For example, let’s say the parents getting divorced involves one of the parents staying and living in the former marital home. The children primarily reside with that parent staying in a marital home under those circumstances. The reason is because it’s probably not a good idea to move far away to take the kids out of school even though you’re not necessarily court ordered to remain in the house. The reason for that is oftentimes prior to being a final divorce order, the courts have a preference for keeping the children in the same area in which they’ve grown up and have lived. Relocating with children during the divorce process could be a disadvantage when it comes to parenting. However, limited instances do exist when it is in the best interest of someone to relocate.

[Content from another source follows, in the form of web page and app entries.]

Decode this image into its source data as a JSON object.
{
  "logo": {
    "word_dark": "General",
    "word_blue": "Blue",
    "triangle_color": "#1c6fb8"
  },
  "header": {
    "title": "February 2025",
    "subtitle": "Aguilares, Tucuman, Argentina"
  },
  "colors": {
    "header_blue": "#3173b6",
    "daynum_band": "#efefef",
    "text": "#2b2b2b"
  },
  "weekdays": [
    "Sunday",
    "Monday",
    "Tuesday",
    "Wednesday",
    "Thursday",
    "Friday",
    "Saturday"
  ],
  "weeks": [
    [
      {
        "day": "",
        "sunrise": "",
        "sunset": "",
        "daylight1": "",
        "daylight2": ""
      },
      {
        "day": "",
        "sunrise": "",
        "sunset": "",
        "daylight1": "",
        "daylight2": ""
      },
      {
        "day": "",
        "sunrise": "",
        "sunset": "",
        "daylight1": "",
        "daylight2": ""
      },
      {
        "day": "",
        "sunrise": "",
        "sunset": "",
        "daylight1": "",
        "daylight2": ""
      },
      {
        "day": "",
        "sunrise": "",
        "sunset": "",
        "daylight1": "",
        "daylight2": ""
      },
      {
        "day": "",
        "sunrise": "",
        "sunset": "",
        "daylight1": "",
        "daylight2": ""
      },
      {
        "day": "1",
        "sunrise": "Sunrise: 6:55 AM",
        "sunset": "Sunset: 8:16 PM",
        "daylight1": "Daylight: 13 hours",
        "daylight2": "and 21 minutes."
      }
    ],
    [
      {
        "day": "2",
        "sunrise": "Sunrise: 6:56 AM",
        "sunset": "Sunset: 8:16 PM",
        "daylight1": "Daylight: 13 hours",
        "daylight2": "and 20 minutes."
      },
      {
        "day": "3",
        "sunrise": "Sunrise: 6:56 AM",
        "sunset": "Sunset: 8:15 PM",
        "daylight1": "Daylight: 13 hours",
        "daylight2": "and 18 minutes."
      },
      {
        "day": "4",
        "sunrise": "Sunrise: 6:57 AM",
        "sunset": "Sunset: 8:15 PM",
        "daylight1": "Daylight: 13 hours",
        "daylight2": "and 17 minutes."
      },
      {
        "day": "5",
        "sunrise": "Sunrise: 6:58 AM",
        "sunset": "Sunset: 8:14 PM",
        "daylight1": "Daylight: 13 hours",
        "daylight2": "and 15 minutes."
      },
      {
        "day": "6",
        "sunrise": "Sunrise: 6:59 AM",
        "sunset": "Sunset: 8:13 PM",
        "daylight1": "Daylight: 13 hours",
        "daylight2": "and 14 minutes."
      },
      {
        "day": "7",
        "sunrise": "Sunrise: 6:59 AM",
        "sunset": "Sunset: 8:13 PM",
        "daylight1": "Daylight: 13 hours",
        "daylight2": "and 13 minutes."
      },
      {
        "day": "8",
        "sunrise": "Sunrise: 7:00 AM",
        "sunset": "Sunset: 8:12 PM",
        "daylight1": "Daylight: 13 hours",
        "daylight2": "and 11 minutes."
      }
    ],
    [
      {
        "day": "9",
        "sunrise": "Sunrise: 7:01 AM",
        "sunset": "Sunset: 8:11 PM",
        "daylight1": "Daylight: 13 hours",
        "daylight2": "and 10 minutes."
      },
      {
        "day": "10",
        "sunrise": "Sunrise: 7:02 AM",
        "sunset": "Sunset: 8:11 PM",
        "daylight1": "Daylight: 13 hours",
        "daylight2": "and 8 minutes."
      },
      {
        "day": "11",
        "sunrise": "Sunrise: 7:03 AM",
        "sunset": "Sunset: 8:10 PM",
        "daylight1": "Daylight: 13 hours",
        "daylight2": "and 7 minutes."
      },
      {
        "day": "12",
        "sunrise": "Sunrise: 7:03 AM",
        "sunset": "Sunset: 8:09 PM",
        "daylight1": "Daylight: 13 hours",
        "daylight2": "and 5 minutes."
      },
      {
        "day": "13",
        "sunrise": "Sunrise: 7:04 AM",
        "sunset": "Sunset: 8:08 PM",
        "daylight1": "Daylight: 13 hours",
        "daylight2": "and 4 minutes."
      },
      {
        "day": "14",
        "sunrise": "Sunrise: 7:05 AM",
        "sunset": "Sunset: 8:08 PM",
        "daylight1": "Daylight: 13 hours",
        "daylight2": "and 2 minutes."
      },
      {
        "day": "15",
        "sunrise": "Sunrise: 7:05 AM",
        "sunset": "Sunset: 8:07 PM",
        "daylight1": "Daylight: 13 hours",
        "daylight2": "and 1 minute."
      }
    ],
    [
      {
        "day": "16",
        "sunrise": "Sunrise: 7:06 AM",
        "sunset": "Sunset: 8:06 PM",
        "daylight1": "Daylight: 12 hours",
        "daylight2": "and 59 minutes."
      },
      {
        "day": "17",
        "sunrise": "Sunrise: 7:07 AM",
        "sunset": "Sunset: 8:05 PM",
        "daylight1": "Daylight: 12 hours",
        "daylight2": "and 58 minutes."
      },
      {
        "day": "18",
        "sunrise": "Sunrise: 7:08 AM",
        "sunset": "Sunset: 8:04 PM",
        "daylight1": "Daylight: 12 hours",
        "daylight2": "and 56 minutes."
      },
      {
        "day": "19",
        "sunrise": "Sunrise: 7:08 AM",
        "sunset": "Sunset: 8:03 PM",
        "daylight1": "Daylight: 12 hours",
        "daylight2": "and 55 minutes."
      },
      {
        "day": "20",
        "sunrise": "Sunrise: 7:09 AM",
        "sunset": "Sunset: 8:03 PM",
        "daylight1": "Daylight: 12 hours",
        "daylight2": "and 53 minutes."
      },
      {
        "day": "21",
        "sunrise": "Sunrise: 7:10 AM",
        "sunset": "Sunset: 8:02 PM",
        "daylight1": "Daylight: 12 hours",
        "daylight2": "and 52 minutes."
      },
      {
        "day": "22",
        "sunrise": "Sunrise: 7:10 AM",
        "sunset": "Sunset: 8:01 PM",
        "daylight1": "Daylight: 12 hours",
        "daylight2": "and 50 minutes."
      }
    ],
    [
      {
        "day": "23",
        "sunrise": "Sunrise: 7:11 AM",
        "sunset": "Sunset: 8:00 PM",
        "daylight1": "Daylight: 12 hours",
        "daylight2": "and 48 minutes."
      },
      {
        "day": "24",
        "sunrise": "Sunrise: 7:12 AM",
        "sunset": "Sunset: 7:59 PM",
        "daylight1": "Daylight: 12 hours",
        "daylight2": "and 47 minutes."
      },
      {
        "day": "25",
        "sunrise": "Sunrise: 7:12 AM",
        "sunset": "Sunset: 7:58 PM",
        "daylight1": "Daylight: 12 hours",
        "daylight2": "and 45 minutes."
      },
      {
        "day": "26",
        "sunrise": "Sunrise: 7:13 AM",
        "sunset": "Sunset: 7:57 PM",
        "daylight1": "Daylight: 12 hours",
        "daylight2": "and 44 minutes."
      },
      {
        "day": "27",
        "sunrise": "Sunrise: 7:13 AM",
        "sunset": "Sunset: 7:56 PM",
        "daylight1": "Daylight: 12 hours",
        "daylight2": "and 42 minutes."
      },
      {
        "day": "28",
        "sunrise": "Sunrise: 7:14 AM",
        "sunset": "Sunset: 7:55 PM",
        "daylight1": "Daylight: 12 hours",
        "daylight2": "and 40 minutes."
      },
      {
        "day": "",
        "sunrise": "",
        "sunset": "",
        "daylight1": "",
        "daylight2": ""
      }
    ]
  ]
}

One example where one may choose to relocate and feel in the best interest to do so, would be not getting the financial help needed and have no other alternatives but to move out of state. Some other limited instances might be acceptable to relocate with children prior to the temporary hearing. The key is to know whether it’s going to be in the best interest of the children and affect the overall parenting as well. Moving out of state can severely impact the parenting of the children.
Most of the times during and after the divorce, it’s impractical for the most part for parents to be in different states. It’s always a good idea to talk to an attorney prior to doing such a bold thing as relocating far away from your ex. If parents are divorcing and moving across town, that’s not going to be unreasonable. However, moving to a different state during and after the divorce process can be difficult for the parents of the children and most importantly, the children overall.